3. How do you think your life will be after you are done with school and college?
I think life after college will be great change of pace. I look forward to starting my career and waking up each day doing things that I am passionate about.
4. Do you feel like if you were to have another priority that you were to have another priority that you could handle it?
I certainly have priorities outside of school. I spend the majority of my free time serving in the community or mentoring a group of middle school students.
5. If there was one thing you could change about school, what would that thing be?
If I could change NAHS, I would make our start time later and would shrink the class sizes. I think both of these things lead to better learning environments and a higher level of focus in the classroom.
6. What is one piece of advice that you would give underclassmen that plan on working as hard as you?
To underclassmen that plan to take a heavy class load, I would say that it’s all worth it. When I head to college I will get to practically jump into my major because I’ve received credit for most of my general education classes at NAHS. The rigor that i have faced at NAHS has also taught me invaluable life lessons. So yes, there will be late nights and crammed weekends but it is all leading to great things.
Jasmine Peters| works at Derby Dinner playhouse while being a honor student
1. When do you get time for school work, and then your other priorities?
I work about 20 hours a week 2-3 of those shifts are on school nights. I do half of my homework during the show if I’m able to. I make time for my family, track training, and football season is ending soon so that’s more free time. I have to squeeze track in before work sometimes.
2. What do you consider your top priorities? 1 being most and the rest as follows.
#1. God and family
#2. My grades
#3. Track & field
#4. Football / learning
#5. Work (Derby Dinner Playhouse)
#6. Hanging out with my friends when possible.
3. Where do you get your drive to keep your job along with keeping your grades up?
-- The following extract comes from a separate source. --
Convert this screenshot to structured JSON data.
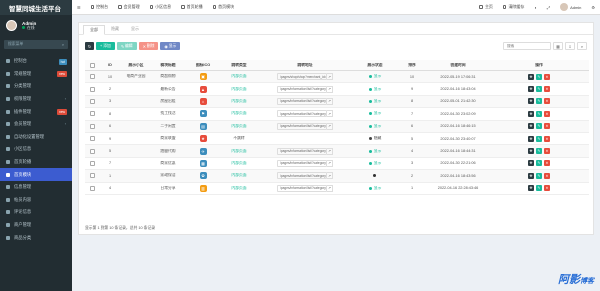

“I take 6 college credit classes and work out throughout the week. I have long nights and early mornings and long days. My drive to keep my job through all of this is the fact that I am making money. I have money so I may drive where i please along with having enough time to run track.”
4. How do you deal with your extra stresses along with everyday life?
The extra stress makes me feel like a college student. There’s many days I will be running on crystal light caffeine packets all day and have a lot of homework. I don’t deal with the stress that well it seems.
5. What is your advice to underclassmen and peers looking to work as hard as you?
To underclassmen who want to succeed in life, taking advanced classes at New Albany help prepare you for college. Having a job on top of it helps prepare you for life and teaches you time management.
Ben Atkins | honor student & works at Texas Roadhouse and at Louisville Armory
1.What is your reasoning for having two jobs along with school?
Having two jobs is so I can have money for myself and to have money I can save up.
2. How have these jobs dug into your school and what have you done to have to deal with it?
Having a job and going to school is hard to juggle but if that mean waking up early and doing my work or staying up late I would have to get my school work done.
3. Does school fade too the back burners with you having both jobs along with other priorities?
School is my main priority because it’s giving me the future I want.
4. How do you deal with these multiple priorities and everyday life with out stressing yourself out?
There will always be stress on a person but I just put it aside and keep working.
5. If you can give any advice for underclassmen and people planning to work as much or more then you?
Dedication is the most important thing to have when you getting a job. Employers want nothing but the best and that’s what they expect every day.